» EXERCISE
Within the listing below, filter for "Noviembre" and copy every matching line.
= Beginning of Section =
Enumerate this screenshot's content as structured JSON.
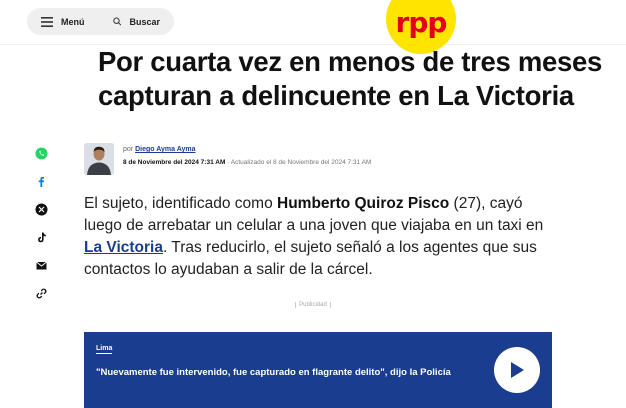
{
  "header": {
    "menu_label": "Menú",
    "search_label": "Buscar",
    "logo_text": "RPP",
    "brand_color": "#fde500",
    "brand_text_color": "#e3001b"
  },
  "article": {
    "title": "Por cuarta vez en menos de tres meses capturan a delincuente en La Victoria",
    "byline_prefix": "por",
    "author": "Diego Ayma Ayma",
    "published": "8 de Noviembre del 2024 7:31 AM",
    "updated": "· Actualizado el 8 de Noviembre del 2024 7:31 AM",
    "lead": {
      "part1": "El sujeto, identificado como ",
      "name": "Humberto Quiroz Pisco",
      "part2": " (27), cayó luego de arrebatar un celular a una joven que viajaba en un taxi en ",
      "link": "La Victoria",
      "part3": ". Tras reducirlo, el sujeto señaló a los agentes que sus contactos lo ayudaban a salir de la cárcel."
    }
  },
  "share_icons": [
    "whatsapp-icon",
    "facebook-icon",
    "x-icon",
    "tiktok-icon",
    "email-icon",
    "link-icon"
  ],
  "ad": {
    "label": "Publicidad"
  },
  "related_card": {
    "section": "Lima",
    "headline": "\"Nuevamente fue intervenido, fue capturado en flagrante delito\", dijo la Policía",
    "bg_color": "#1b3d8f"
  }
}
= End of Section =
» FINISHED EXERCISE
    "published": "8 de Noviembre del 2024 7:31 AM",
    "updated": "· Actualizado el 8 de Noviembre del 2024 7:31 AM",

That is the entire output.